What is needed: Go through the data and count the lines holding the string "Задание". Write only the number.

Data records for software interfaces
■ ■ ■ ■ ■ ■ ■
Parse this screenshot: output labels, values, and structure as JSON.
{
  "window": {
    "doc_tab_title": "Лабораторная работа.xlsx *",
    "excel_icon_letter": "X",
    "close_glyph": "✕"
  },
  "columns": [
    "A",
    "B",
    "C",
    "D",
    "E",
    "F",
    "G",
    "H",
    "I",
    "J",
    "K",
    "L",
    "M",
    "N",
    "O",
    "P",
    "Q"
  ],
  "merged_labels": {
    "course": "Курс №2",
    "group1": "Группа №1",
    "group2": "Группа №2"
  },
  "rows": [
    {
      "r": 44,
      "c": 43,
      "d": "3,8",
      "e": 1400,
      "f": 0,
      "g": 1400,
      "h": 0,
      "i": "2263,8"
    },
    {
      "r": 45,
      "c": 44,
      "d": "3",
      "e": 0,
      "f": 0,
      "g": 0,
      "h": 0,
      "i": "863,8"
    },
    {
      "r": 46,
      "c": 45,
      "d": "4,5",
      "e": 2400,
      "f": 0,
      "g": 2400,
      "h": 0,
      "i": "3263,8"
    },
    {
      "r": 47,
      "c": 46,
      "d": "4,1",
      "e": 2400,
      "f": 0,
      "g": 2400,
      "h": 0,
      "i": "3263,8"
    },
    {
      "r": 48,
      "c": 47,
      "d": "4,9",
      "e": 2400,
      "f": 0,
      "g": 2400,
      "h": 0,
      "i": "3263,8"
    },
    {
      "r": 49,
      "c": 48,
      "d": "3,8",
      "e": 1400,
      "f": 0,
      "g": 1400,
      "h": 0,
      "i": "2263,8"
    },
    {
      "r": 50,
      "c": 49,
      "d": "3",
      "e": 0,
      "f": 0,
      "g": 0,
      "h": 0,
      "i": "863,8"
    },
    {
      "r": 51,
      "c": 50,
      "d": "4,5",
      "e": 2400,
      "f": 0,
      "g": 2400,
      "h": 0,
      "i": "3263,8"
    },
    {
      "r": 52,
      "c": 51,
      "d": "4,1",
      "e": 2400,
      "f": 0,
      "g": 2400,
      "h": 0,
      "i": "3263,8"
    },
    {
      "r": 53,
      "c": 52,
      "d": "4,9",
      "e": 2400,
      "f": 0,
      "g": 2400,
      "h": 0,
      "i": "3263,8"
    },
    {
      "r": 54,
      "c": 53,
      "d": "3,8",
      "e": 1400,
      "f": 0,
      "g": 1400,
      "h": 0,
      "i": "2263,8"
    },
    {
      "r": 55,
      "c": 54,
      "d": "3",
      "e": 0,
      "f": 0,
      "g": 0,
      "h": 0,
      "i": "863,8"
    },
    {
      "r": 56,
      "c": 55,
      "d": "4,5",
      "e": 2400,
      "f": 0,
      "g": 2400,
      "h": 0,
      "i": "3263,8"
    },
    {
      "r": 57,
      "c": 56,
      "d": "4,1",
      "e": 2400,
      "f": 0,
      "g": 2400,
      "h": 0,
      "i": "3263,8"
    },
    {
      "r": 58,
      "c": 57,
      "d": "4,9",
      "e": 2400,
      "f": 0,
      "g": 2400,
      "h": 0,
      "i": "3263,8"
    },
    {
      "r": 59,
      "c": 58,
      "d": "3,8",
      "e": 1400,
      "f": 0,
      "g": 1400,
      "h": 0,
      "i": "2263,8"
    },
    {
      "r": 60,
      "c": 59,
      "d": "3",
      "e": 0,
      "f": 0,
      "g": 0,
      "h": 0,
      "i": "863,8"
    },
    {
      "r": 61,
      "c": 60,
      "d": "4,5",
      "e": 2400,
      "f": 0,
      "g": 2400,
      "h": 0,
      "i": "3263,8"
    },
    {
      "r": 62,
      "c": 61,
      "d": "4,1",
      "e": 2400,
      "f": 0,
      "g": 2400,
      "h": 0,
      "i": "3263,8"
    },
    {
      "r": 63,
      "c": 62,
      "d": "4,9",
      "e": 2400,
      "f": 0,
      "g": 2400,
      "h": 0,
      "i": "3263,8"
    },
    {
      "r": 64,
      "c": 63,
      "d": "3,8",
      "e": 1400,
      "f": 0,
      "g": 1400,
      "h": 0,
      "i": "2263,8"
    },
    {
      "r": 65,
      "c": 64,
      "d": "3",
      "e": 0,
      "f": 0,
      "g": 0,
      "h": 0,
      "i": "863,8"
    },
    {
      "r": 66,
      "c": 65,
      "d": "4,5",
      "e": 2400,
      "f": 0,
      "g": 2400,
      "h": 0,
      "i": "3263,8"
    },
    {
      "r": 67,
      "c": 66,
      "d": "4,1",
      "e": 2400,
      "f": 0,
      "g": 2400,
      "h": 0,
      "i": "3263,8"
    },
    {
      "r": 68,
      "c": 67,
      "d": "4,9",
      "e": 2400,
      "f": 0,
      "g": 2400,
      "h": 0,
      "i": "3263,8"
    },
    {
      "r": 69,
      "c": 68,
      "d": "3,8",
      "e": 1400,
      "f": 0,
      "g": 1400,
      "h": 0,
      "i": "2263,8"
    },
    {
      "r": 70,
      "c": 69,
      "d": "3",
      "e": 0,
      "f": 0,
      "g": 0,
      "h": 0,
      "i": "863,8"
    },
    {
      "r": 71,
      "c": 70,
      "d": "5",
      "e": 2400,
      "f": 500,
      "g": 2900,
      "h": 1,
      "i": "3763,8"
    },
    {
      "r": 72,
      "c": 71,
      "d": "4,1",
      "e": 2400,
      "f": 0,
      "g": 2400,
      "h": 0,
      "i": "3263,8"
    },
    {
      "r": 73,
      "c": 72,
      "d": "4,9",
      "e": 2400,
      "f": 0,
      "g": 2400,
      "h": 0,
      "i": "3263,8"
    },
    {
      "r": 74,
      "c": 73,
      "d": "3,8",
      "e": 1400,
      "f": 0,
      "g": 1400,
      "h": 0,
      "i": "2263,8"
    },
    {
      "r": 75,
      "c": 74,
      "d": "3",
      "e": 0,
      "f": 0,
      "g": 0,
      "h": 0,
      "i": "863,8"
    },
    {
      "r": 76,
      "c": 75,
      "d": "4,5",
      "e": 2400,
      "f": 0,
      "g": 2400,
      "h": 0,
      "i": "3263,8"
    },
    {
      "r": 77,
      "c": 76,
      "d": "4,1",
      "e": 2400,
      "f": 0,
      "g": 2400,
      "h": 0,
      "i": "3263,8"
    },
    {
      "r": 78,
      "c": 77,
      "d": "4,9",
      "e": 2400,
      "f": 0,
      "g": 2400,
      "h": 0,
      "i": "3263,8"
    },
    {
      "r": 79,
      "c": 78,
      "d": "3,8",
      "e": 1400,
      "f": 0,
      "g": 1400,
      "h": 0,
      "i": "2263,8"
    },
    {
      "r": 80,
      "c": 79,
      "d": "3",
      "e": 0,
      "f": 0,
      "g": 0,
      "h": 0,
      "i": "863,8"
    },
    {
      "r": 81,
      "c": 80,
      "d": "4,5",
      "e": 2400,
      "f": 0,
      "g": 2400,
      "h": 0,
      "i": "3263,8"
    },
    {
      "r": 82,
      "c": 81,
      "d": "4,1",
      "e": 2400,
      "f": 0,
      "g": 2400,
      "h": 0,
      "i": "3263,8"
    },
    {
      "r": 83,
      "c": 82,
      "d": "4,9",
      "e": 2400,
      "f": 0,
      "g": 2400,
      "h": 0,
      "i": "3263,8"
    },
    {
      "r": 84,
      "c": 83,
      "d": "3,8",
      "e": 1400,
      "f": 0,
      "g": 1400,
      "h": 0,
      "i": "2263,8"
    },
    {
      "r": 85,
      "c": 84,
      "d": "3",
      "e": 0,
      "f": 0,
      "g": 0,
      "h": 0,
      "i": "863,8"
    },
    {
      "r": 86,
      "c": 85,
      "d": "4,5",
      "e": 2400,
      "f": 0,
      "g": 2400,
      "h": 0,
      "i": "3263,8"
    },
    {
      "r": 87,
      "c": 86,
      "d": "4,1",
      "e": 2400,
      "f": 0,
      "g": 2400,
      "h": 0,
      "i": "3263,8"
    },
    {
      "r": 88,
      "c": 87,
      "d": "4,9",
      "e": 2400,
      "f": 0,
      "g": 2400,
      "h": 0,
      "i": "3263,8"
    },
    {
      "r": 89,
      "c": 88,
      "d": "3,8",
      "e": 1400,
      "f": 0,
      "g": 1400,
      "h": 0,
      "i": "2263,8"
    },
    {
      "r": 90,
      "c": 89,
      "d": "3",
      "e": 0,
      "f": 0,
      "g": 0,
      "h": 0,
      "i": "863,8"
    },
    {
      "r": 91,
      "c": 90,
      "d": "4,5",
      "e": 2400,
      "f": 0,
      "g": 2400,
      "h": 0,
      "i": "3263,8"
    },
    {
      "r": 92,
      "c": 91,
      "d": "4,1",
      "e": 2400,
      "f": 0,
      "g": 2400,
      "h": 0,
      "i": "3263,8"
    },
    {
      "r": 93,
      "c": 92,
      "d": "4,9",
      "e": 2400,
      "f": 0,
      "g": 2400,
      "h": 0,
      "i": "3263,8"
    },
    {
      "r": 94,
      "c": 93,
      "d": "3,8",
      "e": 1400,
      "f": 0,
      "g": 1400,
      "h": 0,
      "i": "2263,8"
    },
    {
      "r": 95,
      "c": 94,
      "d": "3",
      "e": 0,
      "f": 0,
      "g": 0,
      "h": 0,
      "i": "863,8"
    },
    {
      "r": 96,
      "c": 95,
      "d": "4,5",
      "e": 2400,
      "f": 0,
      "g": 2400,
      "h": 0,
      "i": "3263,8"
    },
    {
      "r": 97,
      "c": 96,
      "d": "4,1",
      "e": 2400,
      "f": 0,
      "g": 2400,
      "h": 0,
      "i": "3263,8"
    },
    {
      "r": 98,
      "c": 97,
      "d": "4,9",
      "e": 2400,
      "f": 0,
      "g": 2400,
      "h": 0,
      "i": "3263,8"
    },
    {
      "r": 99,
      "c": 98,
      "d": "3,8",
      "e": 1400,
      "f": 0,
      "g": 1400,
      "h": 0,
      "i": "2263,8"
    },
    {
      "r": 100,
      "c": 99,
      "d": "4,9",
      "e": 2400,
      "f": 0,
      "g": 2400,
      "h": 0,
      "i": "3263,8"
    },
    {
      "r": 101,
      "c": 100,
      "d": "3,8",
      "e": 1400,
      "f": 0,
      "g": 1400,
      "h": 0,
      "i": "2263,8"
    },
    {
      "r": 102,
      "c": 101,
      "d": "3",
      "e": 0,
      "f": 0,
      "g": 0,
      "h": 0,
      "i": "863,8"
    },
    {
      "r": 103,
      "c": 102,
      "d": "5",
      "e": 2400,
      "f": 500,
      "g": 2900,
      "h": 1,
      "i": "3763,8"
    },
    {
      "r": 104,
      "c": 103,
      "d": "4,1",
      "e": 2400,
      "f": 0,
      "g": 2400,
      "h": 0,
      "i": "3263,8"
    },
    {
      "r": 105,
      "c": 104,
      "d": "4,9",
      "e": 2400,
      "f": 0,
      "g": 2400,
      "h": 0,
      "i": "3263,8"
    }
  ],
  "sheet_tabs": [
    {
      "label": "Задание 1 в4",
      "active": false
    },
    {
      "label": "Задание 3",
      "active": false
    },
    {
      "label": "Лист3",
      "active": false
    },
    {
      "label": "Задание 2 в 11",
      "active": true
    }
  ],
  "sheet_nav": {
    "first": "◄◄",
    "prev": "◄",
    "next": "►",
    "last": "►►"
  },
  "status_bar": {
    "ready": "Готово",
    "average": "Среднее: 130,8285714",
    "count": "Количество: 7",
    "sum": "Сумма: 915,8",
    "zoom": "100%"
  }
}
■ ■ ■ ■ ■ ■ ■
Completed exercise: 3